After 10 years at Red Hat, I’ll admit I am a little bit out of touch with what the corporate world looks like everywhere else. But after a recent conversation with someone out there in the non-Red Hat universe, I thought I’d pass on a quick tip they found helpful on how to create a more collaborative culture in your organization.
The tip is simple. Default to open. Everywhere.
What does this mean? It means rather than starting from a point where you choose what to share, you start from a point where you chose what not to share.
You begin sharing by default.
A quick example. Our group was lucky enough to (thanks to our talented global facilities director, Craig Youst) have the opportunity to help design our own office space. As part of the space design, we determined that we wanted no offices– everyone would be in a large, open collaborative space.
Everyone had the same sized cubes, and it didn’t matter how much of a muckety-muck you were or weren’t. If you wanted to have a private conversation, the space design included a series of private alcoves, where you could go talk with your doctor, or yell at your wife, or whatever you didn’t want to do in public. But the key is that you had to actively decide when placing a call, do I want to take this in private? Which is counter than the old-skool office design where you had an office with a door, and all conversations were private by default.
We also ensured there was a big public space adjacent to the cubes with no door (i.e. not a “meeting room”) so that when brainstorming sessions were happening, the people sitting nearby could participate however they wanted. In some cases, this meant the folks near the meeting would put their headphones on and ignore what was happening. But in other cases they passively listened, with perhaps a nugget of a new idea or two seeping into their heads every few minutes. And sometimes they actively engaged in the conversation from their desks, calling out a few ideas that helped the team.

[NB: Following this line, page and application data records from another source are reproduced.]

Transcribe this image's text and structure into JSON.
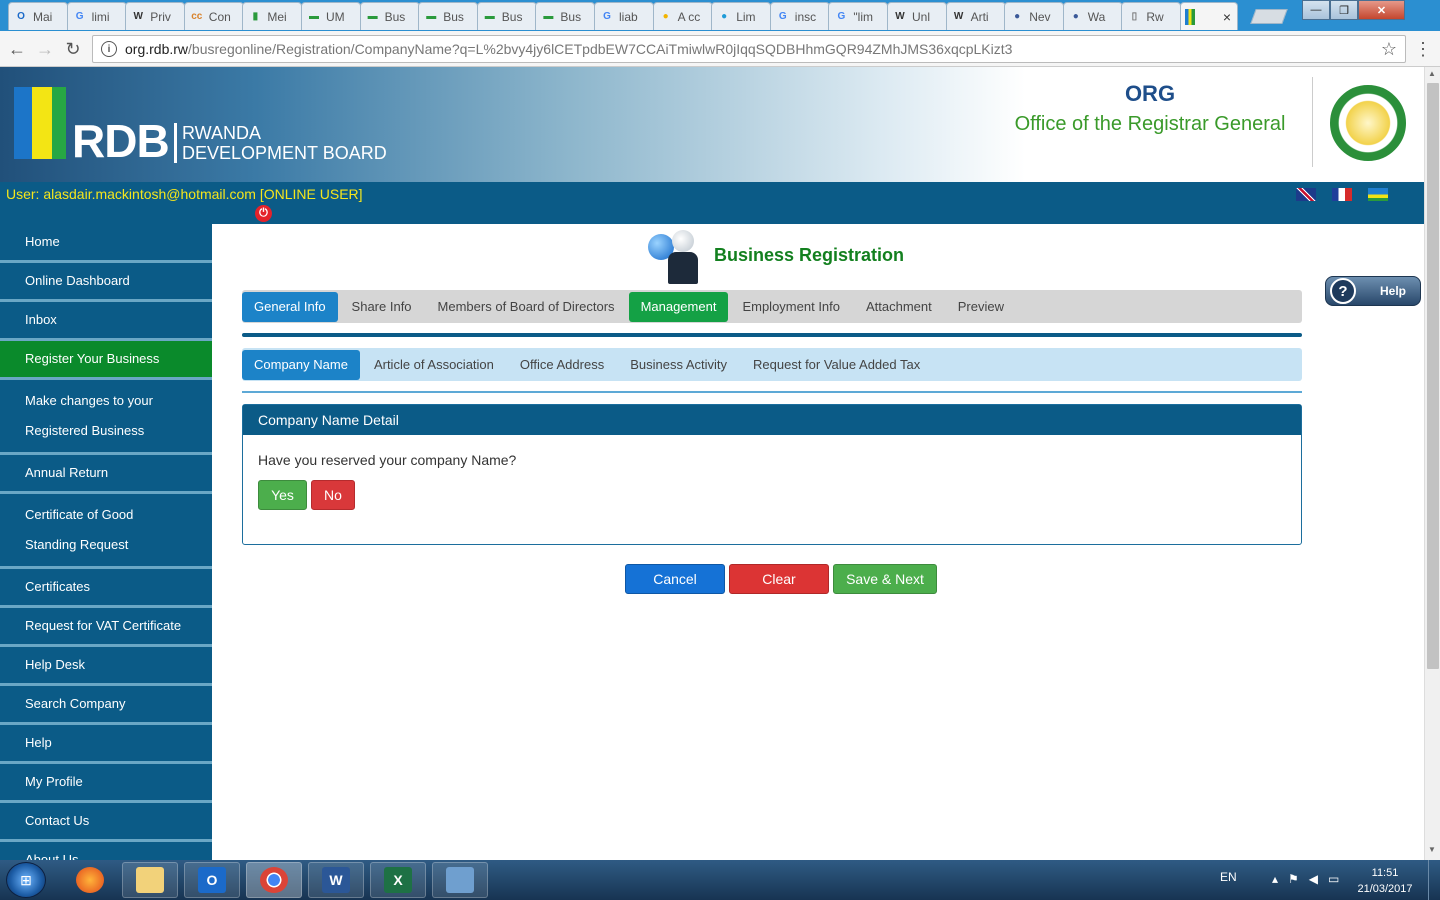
{
  "browser": {
    "tabs": [
      {
        "label": "Mai",
        "fav": "O",
        "color": "#1b6ac9"
      },
      {
        "label": "limi",
        "fav": "G",
        "color": "#4285f4"
      },
      {
        "label": "Priv",
        "fav": "W",
        "color": "#333333"
      },
      {
        "label": "Con",
        "fav": "cc",
        "color": "#d9822b"
      },
      {
        "label": "Mei",
        "fav": "▮",
        "color": "#2a9a3c"
      },
      {
        "label": "UM",
        "fav": "▬",
        "color": "#2a9a3c"
      },
      {
        "label": "Bus",
        "fav": "▬",
        "color": "#2a9a3c"
      },
      {
        "label": "Bus",
        "fav": "▬",
        "color": "#2a9a3c"
      },
      {
        "label": "Bus",
        "fav": "▬",
        "color": "#2a9a3c"
      },
      {
        "label": "Bus",
        "fav": "▬",
        "color": "#2a9a3c"
      },
      {
        "label": "liab",
        "fav": "G",
        "color": "#4285f4"
      },
      {
        "label": "A cc",
        "fav": "●",
        "color": "#f2b400"
      },
      {
        "label": "Lim",
        "fav": "●",
        "color": "#1f9bd7"
      },
      {
        "label": "insc",
        "fav": "G",
        "color": "#4285f4"
      },
      {
        "label": "\"lim",
        "fav": "G",
        "color": "#4285f4"
      },
      {
        "label": "Unl",
        "fav": "W",
        "color": "#333333"
      },
      {
        "label": "Arti",
        "fav": "W",
        "color": "#333333"
      },
      {
        "label": "Nev",
        "fav": "●",
        "color": "#3b5998"
      },
      {
        "label": "Wa",
        "fav": "●",
        "color": "#3b5998"
      },
      {
        "label": "Rw",
        "fav": "▯",
        "color": "#777777"
      }
    ],
    "active_tab_close": "×",
    "url_host": "org.rdb.rw",
    "url_path": "/busregonline/Registration/CompanyName?q=L%2bvy4jy6lCETpdbEW7CCAiTmiwlwR0jIqqSQDBHhmGQR94ZMhJMS36xqcpLKizt3"
  },
  "header": {
    "brand_main": "RDB",
    "brand_sub1": "RWANDA",
    "brand_sub2": "DEVELOPMENT BOARD",
    "org_title": "ORG",
    "org_subtitle": "Office of the Registrar General"
  },
  "userbar": {
    "user_text": "User: alasdair.mackintosh@hotmail.com [ONLINE USER]"
  },
  "sidebar": {
    "items": [
      {
        "label": "Home",
        "lines": 1
      },
      {
        "label": "Online Dashboard",
        "lines": 1
      },
      {
        "label": "Inbox",
        "lines": 1
      },
      {
        "label": "Register Your Business",
        "lines": 1,
        "active": true
      },
      {
        "label": "Make changes to your Registered Business",
        "lines": 2
      },
      {
        "label": "Annual Return",
        "lines": 1
      },
      {
        "label": "Certificate of Good Standing Request",
        "lines": 2
      },
      {
        "label": "Certificates",
        "lines": 1
      },
      {
        "label": "Request for VAT Certificate",
        "lines": 1
      },
      {
        "label": "Help Desk",
        "lines": 1
      },
      {
        "label": "Search Company",
        "lines": 1
      },
      {
        "label": "Help",
        "lines": 1
      },
      {
        "label": "My Profile",
        "lines": 1
      },
      {
        "label": "Contact Us",
        "lines": 1
      },
      {
        "label": "About Us",
        "lines": 1
      }
    ]
  },
  "main": {
    "title": "Business Registration",
    "help_label": "Help",
    "tabs": [
      {
        "label": "General Info",
        "style": "blue"
      },
      {
        "label": "Share Info",
        "style": ""
      },
      {
        "label": "Members of Board of Directors",
        "style": ""
      },
      {
        "label": "Management",
        "style": "green"
      },
      {
        "label": "Employment Info",
        "style": ""
      },
      {
        "label": "Attachment",
        "style": ""
      },
      {
        "label": "Preview",
        "style": ""
      }
    ],
    "subtabs": [
      {
        "label": "Company Name",
        "style": "blue"
      },
      {
        "label": "Article of Association",
        "style": ""
      },
      {
        "label": "Office Address",
        "style": ""
      },
      {
        "label": "Business Activity",
        "style": ""
      },
      {
        "label": "Request for Value Added Tax",
        "style": ""
      }
    ],
    "panel": {
      "heading": "Company Name Detail",
      "question": "Have you reserved your company Name?",
      "yes_label": "Yes",
      "no_label": "No"
    },
    "actions": {
      "cancel": "Cancel",
      "clear": "Clear",
      "save_next": "Save & Next"
    }
  },
  "taskbar": {
    "language": "EN",
    "time": "11:51",
    "date": "21/03/2017"
  }
}
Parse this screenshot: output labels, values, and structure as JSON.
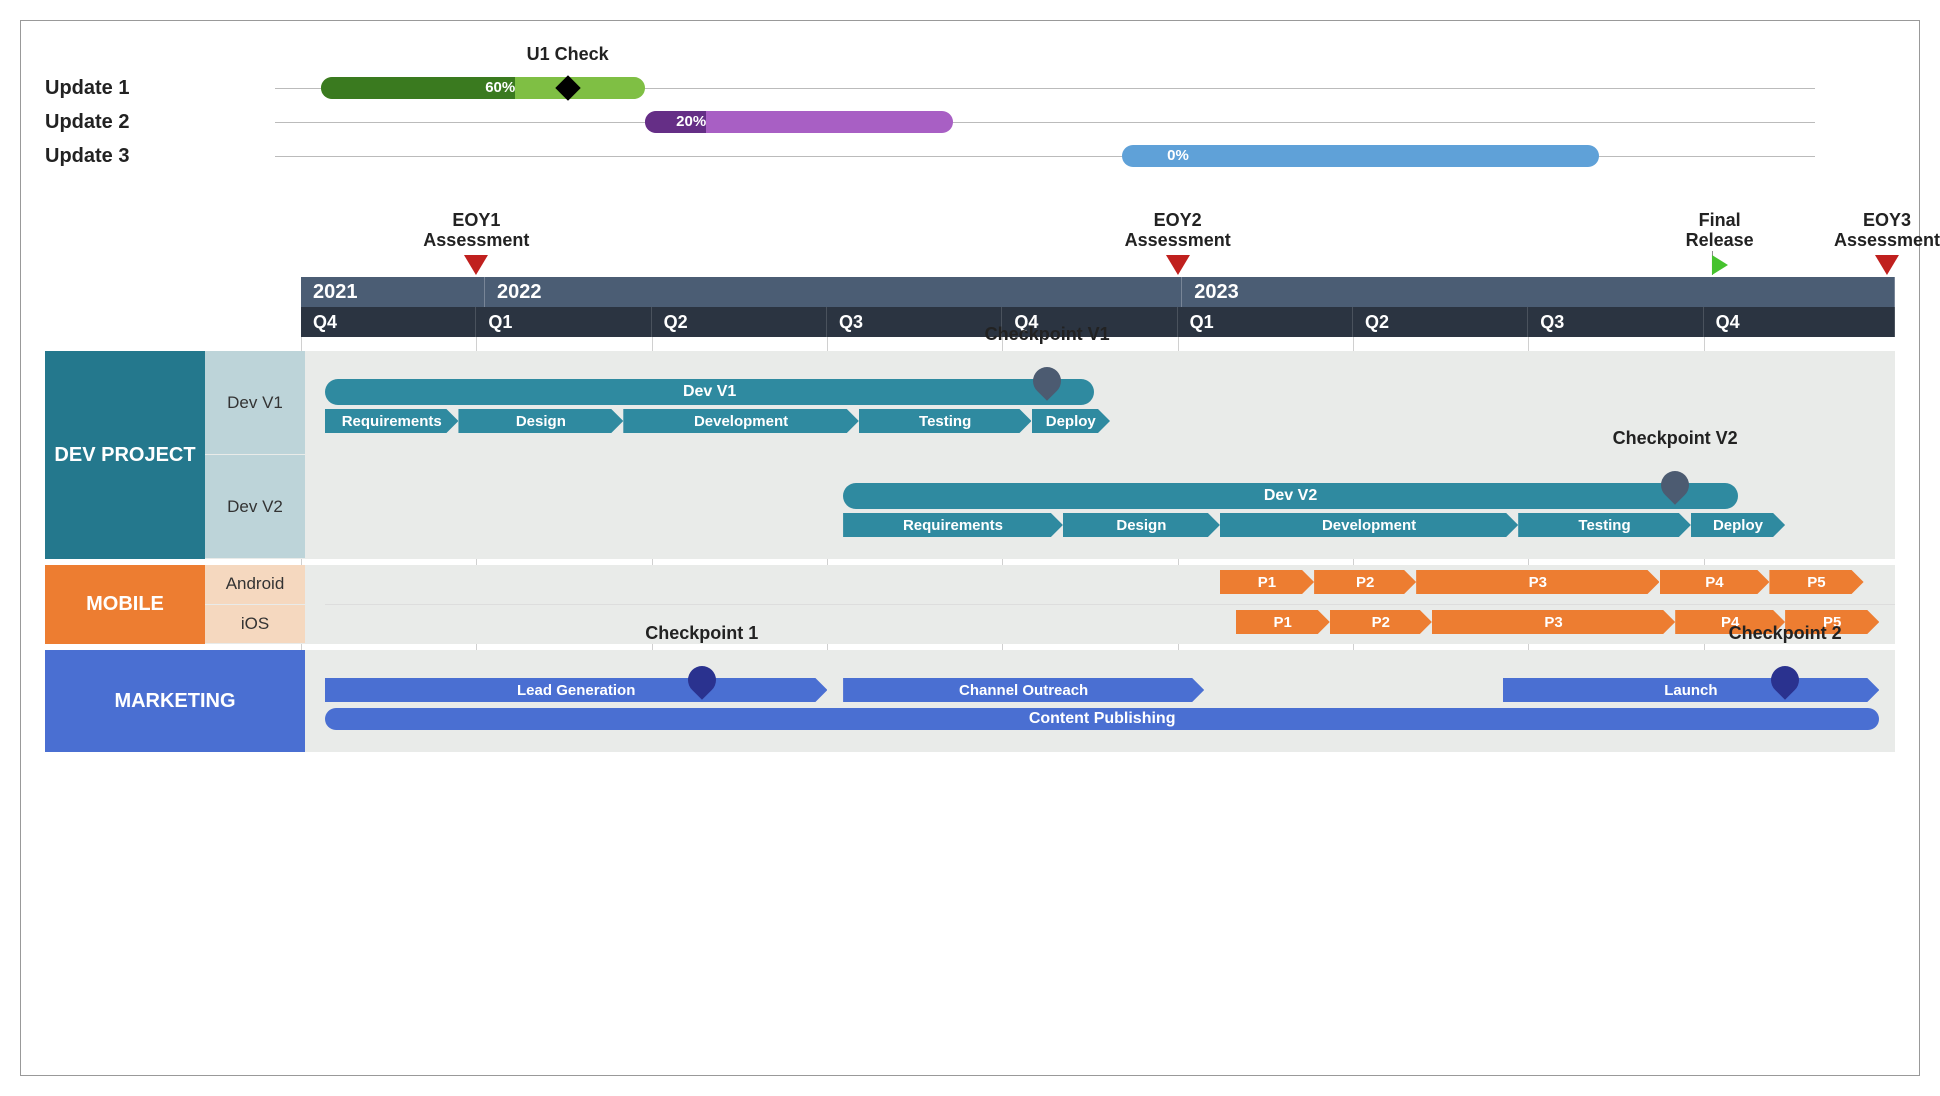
{
  "updates": [
    {
      "label": "Update 1",
      "pct": "60%",
      "pct_val": 60,
      "color_done": "#3a7a1f",
      "color_rest": "#7fbf44",
      "start": 3,
      "end": 24,
      "diamond_at": 19,
      "diamond_label": "U1 Check"
    },
    {
      "label": "Update 2",
      "pct": "20%",
      "pct_val": 20,
      "color_done": "#652e86",
      "color_rest": "#a85fc4",
      "start": 24,
      "end": 44
    },
    {
      "label": "Update 3",
      "pct": "0%",
      "pct_val": 0,
      "color_done": "#2b5b8a",
      "color_rest": "#5fa1d8",
      "start": 55,
      "end": 86
    }
  ],
  "markers": [
    {
      "pos": 11,
      "lines": [
        "EOY1",
        "Assessment"
      ],
      "kind": "red"
    },
    {
      "pos": 55,
      "lines": [
        "EOY2",
        "Assessment"
      ],
      "kind": "red"
    },
    {
      "pos": 89,
      "lines": [
        "Final",
        "Release"
      ],
      "kind": "flag"
    },
    {
      "pos": 99.5,
      "lines": [
        "EOY3",
        "Assessment"
      ],
      "kind": "red"
    }
  ],
  "years": [
    {
      "label": "2021",
      "span": 11
    },
    {
      "label": "2022",
      "span": 44
    },
    {
      "label": "2023",
      "span": 45
    }
  ],
  "quarters": [
    {
      "label": "Q4",
      "span": 11
    },
    {
      "label": "Q1",
      "span": 11
    },
    {
      "label": "Q2",
      "span": 11
    },
    {
      "label": "Q3",
      "span": 11
    },
    {
      "label": "Q4",
      "span": 11
    },
    {
      "label": "Q1",
      "span": 11
    },
    {
      "label": "Q2",
      "span": 11
    },
    {
      "label": "Q3",
      "span": 11
    },
    {
      "label": "Q4",
      "span": 12
    }
  ],
  "lanes": {
    "dev": {
      "title": "DEV PROJECT",
      "head_color": "#25798e",
      "groups": [
        {
          "name": "Dev V1",
          "summary": {
            "start": 0,
            "end": 49,
            "label": "Dev V1",
            "pin_at": 46,
            "pin_label": "Checkpoint V1"
          },
          "tasks": [
            {
              "label": "Requirements",
              "start": 0,
              "end": 8.5
            },
            {
              "label": "Design",
              "start": 8.5,
              "end": 19
            },
            {
              "label": "Development",
              "start": 19,
              "end": 34
            },
            {
              "label": "Testing",
              "start": 34,
              "end": 45
            },
            {
              "label": "Deploy",
              "start": 45,
              "end": 50
            }
          ]
        },
        {
          "name": "Dev V2",
          "summary": {
            "start": 33,
            "end": 90,
            "label": "Dev V2",
            "pin_at": 86,
            "pin_label": "Checkpoint V2"
          },
          "tasks": [
            {
              "label": "Requirements",
              "start": 33,
              "end": 47
            },
            {
              "label": "Design",
              "start": 47,
              "end": 57
            },
            {
              "label": "Development",
              "start": 57,
              "end": 76
            },
            {
              "label": "Testing",
              "start": 76,
              "end": 87
            },
            {
              "label": "Deploy",
              "start": 87,
              "end": 93
            }
          ]
        }
      ]
    },
    "mobile": {
      "title": "MOBILE",
      "head_color": "#ed7d31",
      "rows": [
        {
          "name": "Android",
          "tasks": [
            {
              "label": "P1",
              "start": 57,
              "end": 63
            },
            {
              "label": "P2",
              "start": 63,
              "end": 69.5
            },
            {
              "label": "P3",
              "start": 69.5,
              "end": 85
            },
            {
              "label": "P4",
              "start": 85,
              "end": 92
            },
            {
              "label": "P5",
              "start": 92,
              "end": 98
            }
          ]
        },
        {
          "name": "iOS",
          "tasks": [
            {
              "label": "P1",
              "start": 58,
              "end": 64
            },
            {
              "label": "P2",
              "start": 64,
              "end": 70.5
            },
            {
              "label": "P3",
              "start": 70.5,
              "end": 86
            },
            {
              "label": "P4",
              "start": 86,
              "end": 93
            },
            {
              "label": "P5",
              "start": 93,
              "end": 99
            }
          ]
        }
      ]
    },
    "marketing": {
      "title": "MARKETING",
      "head_color": "#4a6fd2",
      "pins": [
        {
          "at": 24,
          "label": "Checkpoint 1"
        },
        {
          "at": 93,
          "label": "Checkpoint 2"
        }
      ],
      "tasks1": [
        {
          "label": "Lead Generation",
          "start": 0,
          "end": 32
        },
        {
          "label": "Channel Outreach",
          "start": 33,
          "end": 56
        },
        {
          "label": "Launch",
          "start": 75,
          "end": 99
        }
      ],
      "tasks2": [
        {
          "label": "Content Publishing",
          "start": 0,
          "end": 99
        }
      ]
    }
  },
  "chart_data": {
    "type": "gantt",
    "time_axis": {
      "start": "2021-Q4",
      "end": "2023-Q4",
      "units": "quarters"
    },
    "progress_bars": [
      {
        "name": "Update 1",
        "progress_pct": 60,
        "milestones": [
          {
            "name": "U1 Check"
          }
        ]
      },
      {
        "name": "Update 2",
        "progress_pct": 20
      },
      {
        "name": "Update 3",
        "progress_pct": 0
      }
    ],
    "timeline_milestones": [
      {
        "name": "EOY1 Assessment",
        "at": "2022-01",
        "kind": "red-marker"
      },
      {
        "name": "EOY2 Assessment",
        "at": "2023-01",
        "kind": "red-marker"
      },
      {
        "name": "Final Release",
        "at": "2023-Q4",
        "kind": "flag"
      },
      {
        "name": "EOY3 Assessment",
        "at": "2024-01",
        "kind": "red-marker"
      }
    ],
    "swimlanes": [
      {
        "name": "DEV PROJECT",
        "groups": [
          {
            "name": "Dev V1",
            "milestones": [
              "Checkpoint V1"
            ],
            "phases": [
              "Requirements",
              "Design",
              "Development",
              "Testing",
              "Deploy"
            ]
          },
          {
            "name": "Dev V2",
            "milestones": [
              "Checkpoint V2"
            ],
            "phases": [
              "Requirements",
              "Design",
              "Development",
              "Testing",
              "Deploy"
            ]
          }
        ]
      },
      {
        "name": "MOBILE",
        "groups": [
          {
            "name": "Android",
            "phases": [
              "P1",
              "P2",
              "P3",
              "P4",
              "P5"
            ]
          },
          {
            "name": "iOS",
            "phases": [
              "P1",
              "P2",
              "P3",
              "P4",
              "P5"
            ]
          }
        ]
      },
      {
        "name": "MARKETING",
        "milestones": [
          "Checkpoint 1",
          "Checkpoint 2"
        ],
        "tracks": [
          [
            "Lead Generation",
            "Channel Outreach",
            "Launch"
          ],
          [
            "Content Publishing"
          ]
        ]
      }
    ]
  }
}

After working in this world for a few years now, I can’t honestly imagine how we survived before defaulting to open. The biggest benefit is that you actually know what is going on around you. You overhear conversations. You pass on a tidbit of useful advice over the cube wall. You can see who is actually in the office.
Sure, there is a downside. Sometimes information or opinions that would be better off closed are accidentally aired publicly. Sometimes it’s a bit noisy. But that’s why God invented the “quiet voice,” good music, and headphones.
I’ve found the benefits of forcing yourself to ask “should I have this conversation in private?” rather than simply having it in private by default are enormous. Collaboration. Transparency. Openness. All that stuff Barack Obama keeps talking about.
Our office is only one example. After all, we have over 50 offices spread around the world, so openness must transcend physical space.
We’ve applied the “default to open” principle everywhere we can at Red Hat. We try to show transparency in decision-making. See my post about how we created the Red Hat Mission for one good example. We make brainstorming on important topics a company-wide volunteer opportunity– all good ideas welcome. The concept of default to open is deeply woven in the cultural DNA of the company and applied liberally.
Of course, as a publicly-traded company abiding by financial regulations and as a business with many hungry competitors, we can’t be open about everything. But I believe we take a step in the right direction each time we force ourselves to ask “which things should we close?” instead of “which things should we open?”
If so, you can find more tips about how to build your brand effectively in my book, The Ad-Free Brand (not an advertisement, mind you, just a friendly suggestion:).